HOW TO COMPLETE THIS TASK>
Repeat the listing beneath this line exactly, keeping every character.

DATA LISTING>
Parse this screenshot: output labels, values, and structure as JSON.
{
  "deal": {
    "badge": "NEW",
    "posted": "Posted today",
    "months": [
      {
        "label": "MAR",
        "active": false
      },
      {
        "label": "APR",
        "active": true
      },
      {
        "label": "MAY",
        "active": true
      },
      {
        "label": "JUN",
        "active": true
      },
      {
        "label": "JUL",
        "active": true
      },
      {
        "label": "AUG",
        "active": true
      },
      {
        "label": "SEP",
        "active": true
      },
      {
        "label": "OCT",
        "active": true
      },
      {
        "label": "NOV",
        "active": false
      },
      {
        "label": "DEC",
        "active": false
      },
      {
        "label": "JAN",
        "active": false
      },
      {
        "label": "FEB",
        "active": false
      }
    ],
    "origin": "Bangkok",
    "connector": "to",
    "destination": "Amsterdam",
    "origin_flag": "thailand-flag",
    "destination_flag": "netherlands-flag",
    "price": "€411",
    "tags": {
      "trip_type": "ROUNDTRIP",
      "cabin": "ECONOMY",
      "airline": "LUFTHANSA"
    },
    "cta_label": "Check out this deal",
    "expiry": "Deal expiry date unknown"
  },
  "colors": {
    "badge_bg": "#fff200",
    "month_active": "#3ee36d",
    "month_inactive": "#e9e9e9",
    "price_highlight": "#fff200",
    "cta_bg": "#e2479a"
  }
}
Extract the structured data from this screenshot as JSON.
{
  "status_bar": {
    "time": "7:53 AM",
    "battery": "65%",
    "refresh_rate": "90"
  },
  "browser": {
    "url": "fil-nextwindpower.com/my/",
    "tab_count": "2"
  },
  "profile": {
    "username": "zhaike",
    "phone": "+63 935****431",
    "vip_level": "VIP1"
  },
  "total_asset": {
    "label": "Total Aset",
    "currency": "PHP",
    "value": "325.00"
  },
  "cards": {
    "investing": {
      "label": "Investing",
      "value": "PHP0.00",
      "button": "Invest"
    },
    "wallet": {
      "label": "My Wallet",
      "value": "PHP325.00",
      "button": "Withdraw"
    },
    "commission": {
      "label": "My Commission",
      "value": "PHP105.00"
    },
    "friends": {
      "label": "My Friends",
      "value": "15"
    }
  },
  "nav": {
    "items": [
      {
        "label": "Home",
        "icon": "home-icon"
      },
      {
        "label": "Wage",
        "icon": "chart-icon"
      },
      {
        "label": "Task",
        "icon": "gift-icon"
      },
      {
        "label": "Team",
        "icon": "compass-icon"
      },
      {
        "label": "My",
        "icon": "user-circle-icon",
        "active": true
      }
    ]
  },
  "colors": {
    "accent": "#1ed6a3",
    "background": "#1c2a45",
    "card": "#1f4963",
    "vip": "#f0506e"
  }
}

ANSWER SPACE>
Parse this screenshot: output labels, values, and structure as JSON.
{
  "deal": {
    "badge": "NEW",
    "posted": "Posted today",
    "months": [
      {
        "label": "MAR",
        "active": false
      },
      {
        "label": "APR",
        "active": true
      },
      {
        "label": "MAY",
        "active": true
      },
      {
        "label": "JUN",
        "active": true
      },
      {
        "label": "JUL",
        "active": true
      },
      {
        "label": "AUG",
        "active": true
      },
      {
        "label": "SEP",
        "active": true
      },
      {
        "label": "OCT",
        "active": true
      },
      {
        "label": "NOV",
        "active": false
      },
      {
        "label": "DEC",
        "active": false
      },
      {
        "label": "JAN",
        "active": false
      },
      {
        "label": "FEB",
        "active": false
      }
    ],
    "origin": "Bangkok",
    "connector": "to",
    "destination": "Amsterdam",
    "origin_flag": "thailand-flag",
    "destination_flag": "netherlands-flag",
    "price": "€411",
    "tags": {
      "trip_type": "ROUNDTRIP",
      "cabin": "ECONOMY",
      "airline": "LUFTHANSA"
    },
    "cta_label": "Check out this deal",
    "expiry": "Deal expiry date unknown"
  },
  "colors": {
    "badge_bg": "#fff200",
    "month_active": "#3ee36d",
    "month_inactive": "#e9e9e9",
    "price_highlight": "#fff200",
    "cta_bg": "#e2479a"
  }
}
Extract the structured data from this screenshot as JSON.
{
  "status_bar": {
    "time": "7:53 AM",
    "battery": "65%",
    "refresh_rate": "90"
  },
  "browser": {
    "url": "fil-nextwindpower.com/my/",
    "tab_count": "2"
  },
  "profile": {
    "username": "zhaike",
    "phone": "+63 935****431",
    "vip_level": "VIP1"
  },
  "total_asset": {
    "label": "Total Aset",
    "currency": "PHP",
    "value": "325.00"
  },
  "cards": {
    "investing": {
      "label": "Investing",
      "value": "PHP0.00",
      "button": "Invest"
    },
    "wallet": {
      "label": "My Wallet",
      "value": "PHP325.00",
      "button": "Withdraw"
    },
    "commission": {
      "label": "My Commission",
      "value": "PHP105.00"
    },
    "friends": {
      "label": "My Friends",
      "value": "15"
    }
  },
  "nav": {
    "items": [
      {
        "label": "Home",
        "icon": "home-icon"
      },
      {
        "label": "Wage",
        "icon": "chart-icon"
      },
      {
        "label": "Task",
        "icon": "gift-icon"
      },
      {
        "label": "Team",
        "icon": "compass-icon"
      },
      {
        "label": "My",
        "icon": "user-circle-icon",
        "active": true
      }
    ]
  },
  "colors": {
    "accent": "#1ed6a3",
    "background": "#1c2a45",
    "card": "#1f4963",
    "vip": "#f0506e"
  }
}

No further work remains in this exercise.